ABOUT THIS TASK ::
Give back an exact copy of the listing that follows, without the pictures.

---*---

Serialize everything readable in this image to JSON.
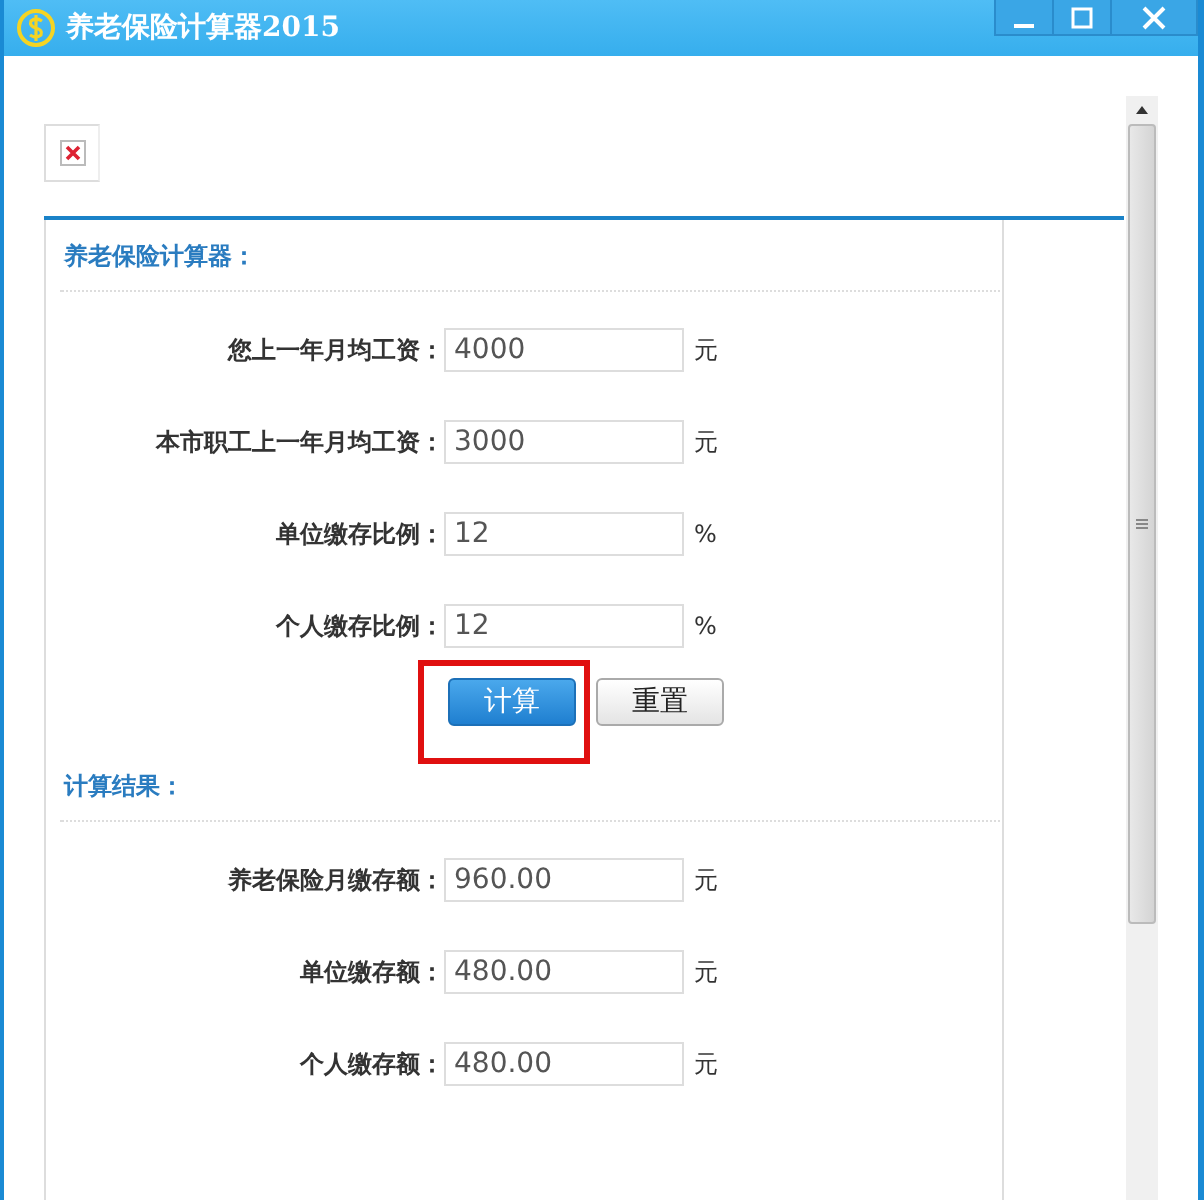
{
  "window": {
    "title": "养老保险计算器2015"
  },
  "input_section": {
    "title": "养老保险计算器：",
    "fields": [
      {
        "label": "您上一年月均工资：",
        "value": "4000",
        "unit": "元"
      },
      {
        "label": "本市职工上一年月均工资：",
        "value": "3000",
        "unit": "元"
      },
      {
        "label": "单位缴存比例：",
        "value": "12",
        "unit": "%"
      },
      {
        "label": "个人缴存比例：",
        "value": "12",
        "unit": "%"
      }
    ]
  },
  "buttons": [
    {
      "label": "计算",
      "kind": "primary",
      "highlighted": true
    },
    {
      "label": "重置",
      "kind": "secondary",
      "highlighted": false
    }
  ],
  "result_section": {
    "title": "计算结果：",
    "fields": [
      {
        "label": "养老保险月缴存额：",
        "value": "960.00",
        "unit": "元"
      },
      {
        "label": "单位缴存额：",
        "value": "480.00",
        "unit": "元"
      },
      {
        "label": "个人缴存额：",
        "value": "480.00",
        "unit": "元"
      }
    ]
  }
}
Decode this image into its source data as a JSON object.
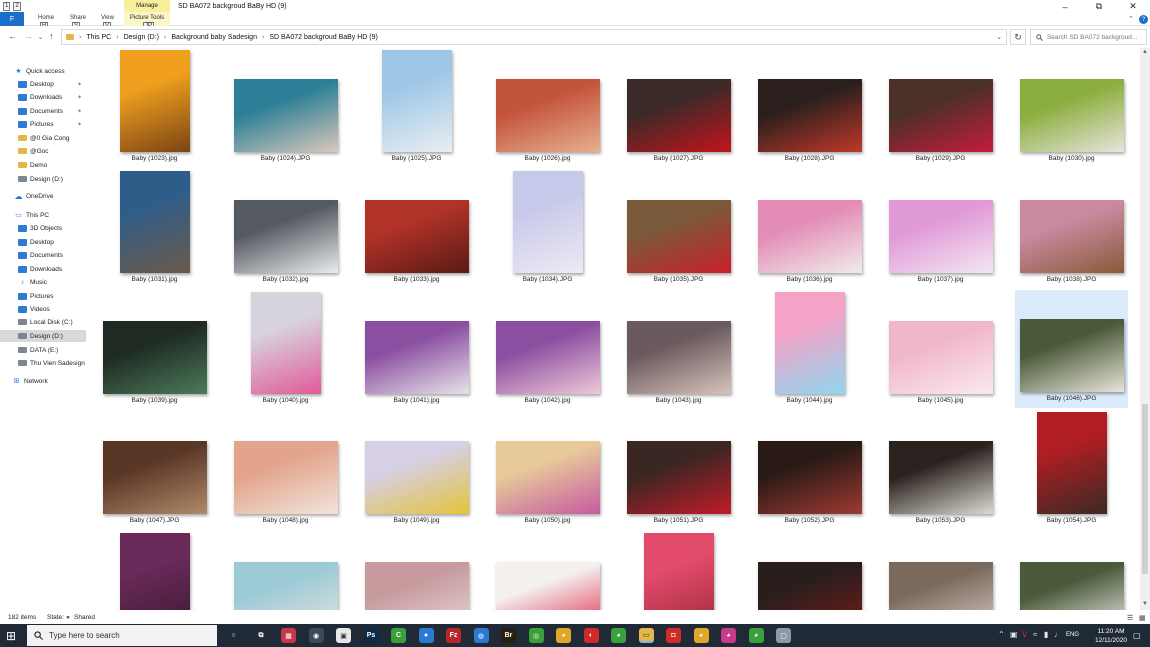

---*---

REPLY TO THE TASK ::
Serialize everything readable in this image to JSON.
{
  "window": {
    "title": "养老保险计算器2015"
  },
  "input_section": {
    "title": "养老保险计算器：",
    "fields": [
      {
        "label": "您上一年月均工资：",
        "value": "4000",
        "unit": "元"
      },
      {
        "label": "本市职工上一年月均工资：",
        "value": "3000",
        "unit": "元"
      },
      {
        "label": "单位缴存比例：",
        "value": "12",
        "unit": "%"
      },
      {
        "label": "个人缴存比例：",
        "value": "12",
        "unit": "%"
      }
    ]
  },
  "buttons": [
    {
      "label": "计算",
      "kind": "primary",
      "highlighted": true
    },
    {
      "label": "重置",
      "kind": "secondary",
      "highlighted": false
    }
  ],
  "result_section": {
    "title": "计算结果：",
    "fields": [
      {
        "label": "养老保险月缴存额：",
        "value": "960.00",
        "unit": "元"
      },
      {
        "label": "单位缴存额：",
        "value": "480.00",
        "unit": "元"
      },
      {
        "label": "个人缴存额：",
        "value": "480.00",
        "unit": "元"
      }
    ]
  }
}
Decode this image into its source data as a JSON object.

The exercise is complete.